They hadn't set any kind of parameters for choosing shops or which shutters to paint. When they were painting their first shutter for Alefiya's father's shop, it got them a lot of attention. Pretty soon, other shopkeepers came and asked about what they were doing and that's how their numbers grew. "We got the shop right next to the first one, we grew organically and that's what was exciting and satisfying. It attracted a lot of customers to these shops as well as a result of the paintings," the 24-year-old visual artist explains.
And that's what set the juggernaut rolling. The duo has completed 20 shutters and 18 shops in total till now, and they had 15 artists and over 30 volunteers on board for the first phase of their project — April 1 to June 1, 2019.
So, how hard or easy is it to paint these shutters? "Shutters mostly are metallic ones, some are wooden. The paint we would typically use is oil-based as that is what lasts longer, has a better shelf-life and does not get corroded easily.
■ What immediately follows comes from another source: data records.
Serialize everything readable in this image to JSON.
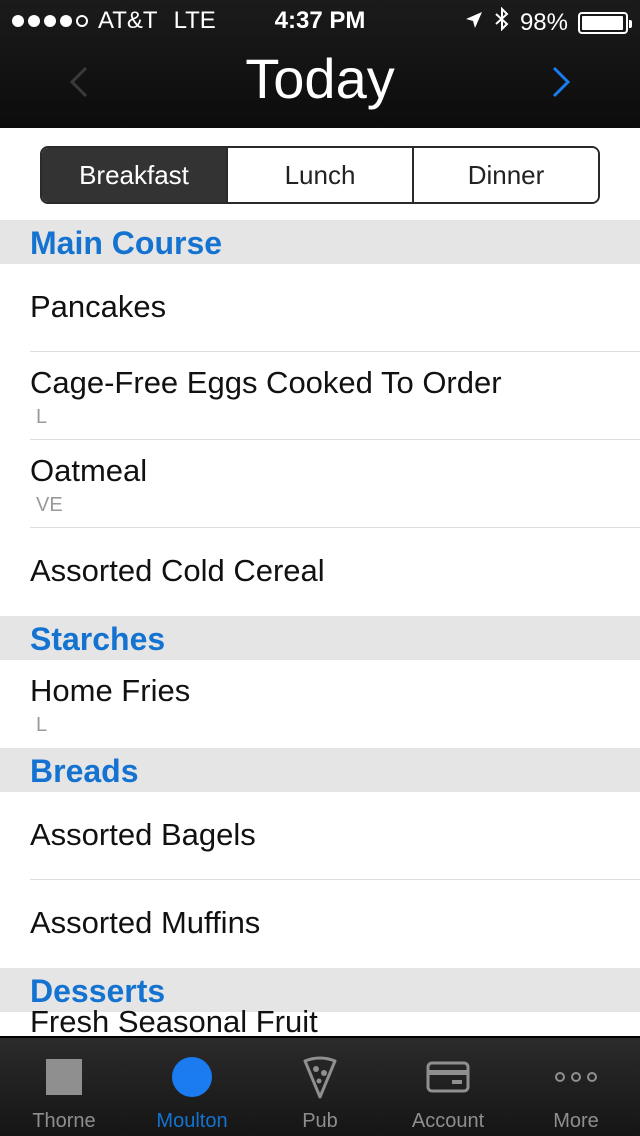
{
  "status": {
    "carrier": "AT&T",
    "network": "LTE",
    "time": "4:37 PM",
    "battery_percent": "98%",
    "battery_level": 0.98,
    "signal_bars_filled": 4,
    "signal_bars_total": 5
  },
  "nav": {
    "title": "Today",
    "prev_icon": "chevron-left-icon",
    "next_icon": "chevron-right-icon"
  },
  "segments": {
    "options": [
      "Breakfast",
      "Lunch",
      "Dinner"
    ],
    "selected": "Breakfast"
  },
  "sections": [
    {
      "title": "Main Course",
      "items": [
        {
          "name": "Pancakes",
          "tag": ""
        },
        {
          "name": "Cage-Free Eggs Cooked To Order",
          "tag": "L"
        },
        {
          "name": "Oatmeal",
          "tag": "VE"
        },
        {
          "name": "Assorted Cold Cereal",
          "tag": ""
        }
      ]
    },
    {
      "title": "Starches",
      "items": [
        {
          "name": "Home Fries",
          "tag": "L"
        }
      ]
    },
    {
      "title": "Breads",
      "items": [
        {
          "name": "Assorted Bagels",
          "tag": ""
        },
        {
          "name": "Assorted Muffins",
          "tag": ""
        }
      ]
    },
    {
      "title": "Desserts",
      "items": [
        {
          "name": "Fresh Seasonal Fruit",
          "tag": ""
        }
      ]
    }
  ],
  "tabs": [
    {
      "label": "Thorne",
      "icon": "square-icon",
      "active": false
    },
    {
      "label": "Moulton",
      "icon": "circle-icon",
      "active": true
    },
    {
      "label": "Pub",
      "icon": "pizza-icon",
      "active": false
    },
    {
      "label": "Account",
      "icon": "card-icon",
      "active": false
    },
    {
      "label": "More",
      "icon": "more-icon",
      "active": false
    }
  ],
  "colors": {
    "accent": "#1473d1",
    "bar": "#111111",
    "section_bg": "#e5e5e5"
  }
}
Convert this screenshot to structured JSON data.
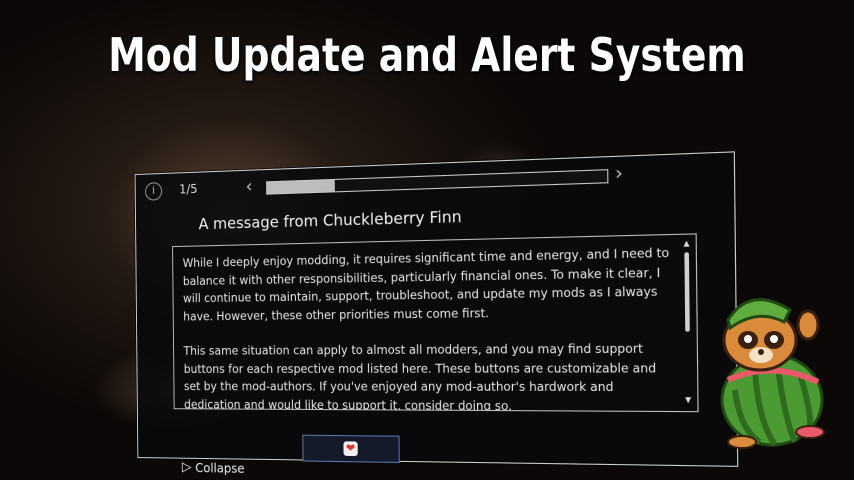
{
  "banner": {
    "title": "Mod Update and Alert System"
  },
  "panel": {
    "page_indicator": "1/5",
    "progress_fraction": 0.21,
    "title": "A message from Chuckleberry Finn",
    "paragraphs": [
      "While I deeply enjoy modding, it requires significant time and energy, and I need to balance it with other responsibilities, particularly financial ones. To make it clear, I will continue to maintain, support, troubleshoot, and update my mods as I always have. However, these other priorities must come first.",
      "This same situation can apply to almost all modders, and you may find support buttons for each respective mod listed here. These buttons are customizable and set by the mod-authors. If you've enjoyed any mod-author's hardwork and dedication and would like to support it, consider doing so."
    ],
    "collapse_label": "Collapse",
    "icons": {
      "info": "info-icon",
      "prev": "chevron-left-icon",
      "next": "chevron-right-icon",
      "support": "heart-icon",
      "collapse": "triangle-right-icon"
    }
  },
  "colors": {
    "panel_border": "#cfcfcf",
    "support_border": "#5a78b0",
    "heart": "#dd3333",
    "mascot_green": "#5fae3d",
    "mascot_orange": "#d98a3a"
  }
}
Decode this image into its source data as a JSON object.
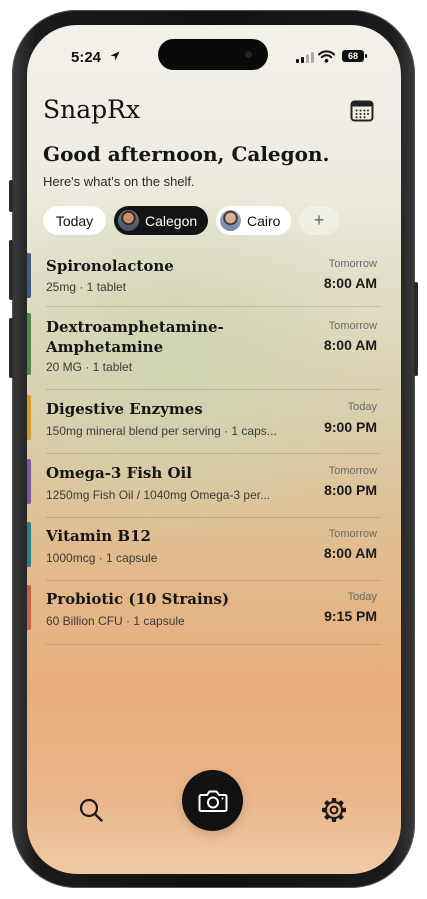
{
  "status_bar": {
    "time": "5:24",
    "battery": "68"
  },
  "header": {
    "app_title": "SnapRx",
    "greeting": "Good afternoon, Calegon.",
    "subtitle": "Here's what's on the shelf."
  },
  "filters": {
    "today": "Today",
    "people": [
      {
        "name": "Calegon",
        "selected": true
      },
      {
        "name": "Cairo",
        "selected": false
      }
    ],
    "add": "+"
  },
  "medications": [
    {
      "name_lines": [
        "Spironolactone"
      ],
      "dose": "25mg · 1 tablet",
      "day": "Tomorrow",
      "time": "8:00 AM",
      "color": "#3f5c84"
    },
    {
      "name_lines": [
        "Dextroamphetamine-",
        "Amphetamine"
      ],
      "dose": "20 MG · 1 tablet",
      "day": "Tomorrow",
      "time": "8:00 AM",
      "color": "#4f8a46"
    },
    {
      "name_lines": [
        "Digestive Enzymes"
      ],
      "dose": "150mg mineral blend per serving · 1 caps...",
      "day": "Today",
      "time": "9:00 PM",
      "color": "#d09a2e"
    },
    {
      "name_lines": [
        "Omega-3 Fish Oil"
      ],
      "dose": "1250mg Fish Oil / 1040mg Omega-3 per...",
      "day": "Tomorrow",
      "time": "8:00 PM",
      "color": "#7a5a9a"
    },
    {
      "name_lines": [
        "Vitamin B12"
      ],
      "dose": "1000mcg · 1 capsule",
      "day": "Tomorrow",
      "time": "8:00 AM",
      "color": "#2e7f84"
    },
    {
      "name_lines": [
        "Probiotic (10 Strains)"
      ],
      "dose": "60 Billion CFU · 1 capsule",
      "day": "Today",
      "time": "9:15 PM",
      "color": "#c4644a"
    }
  ],
  "icons": {
    "calendar": "calendar-icon",
    "search": "search-icon",
    "camera": "camera-icon",
    "settings": "gear-icon",
    "location": "location-arrow-icon",
    "signal": "cellular-signal-icon",
    "wifi": "wifi-icon"
  }
}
Each artwork was created with different artists," says Annushka. She explains that the shopkeepers had different demands — while some were keen on showing their legacy, some wanted to focus on what they sell. "One shop wanted to show that they wanted their customers to be partners, they believe in the collaborative spirit, so we picked out keywords from their interviews then relayed it into the artwork. Based on the feedback we would get for each draft from the shopkeepers, we would then edit accordingly and finalise and then paint it," she adds.
Sunday is shutter day
They always paint on Sunday. While rolling shutters take longer to paint, flat wooden shutters are faster and easier to work on. "We would be mostly done in three hours, like from 6 am to 9 am on Sunday mornings. We required more people on bumpy shutters and it would typically take an entire Sunday, or if touch-ups were to be done then we came on one more Sunday and finished everything," she says.
The duo took the help of several artists and volunteers as it clearly became difficult for just the two of them to paint entire shutters. "We began putting out the shutter pictures that we were working on, on our Instagram page. I am a visual artist so people who follow me started contacting some artists approached us, some we wanted to collaborate with and thus and wrote to them. All the volunteers hopped on board just with the help of social media — they saw pictures on our Facebook and Insta pages, read about it, heard about it and then wrote to us," says Annushka.
Some of the shutters they painted:
Shutter fever to go all over?
During the first phase the two artists put in money and charged the shops only for the basic paints. While they are already planning for a phase two, they would like to grow and get a team on board. "We have also begun a crowdfunding initiative on Ketto for the next phase, so that we can also be more sustainable and are able to do it in larger parts of the city. We want to make it much bigger in the future, take it to other cities as well. We would also like to conduct heritage walks through these lanes so people can enjoy the artwork," says Annushka.
Their next phase is set to begin likely at the end of November or early in December this year as they are still in the process of finalising the shops and areas.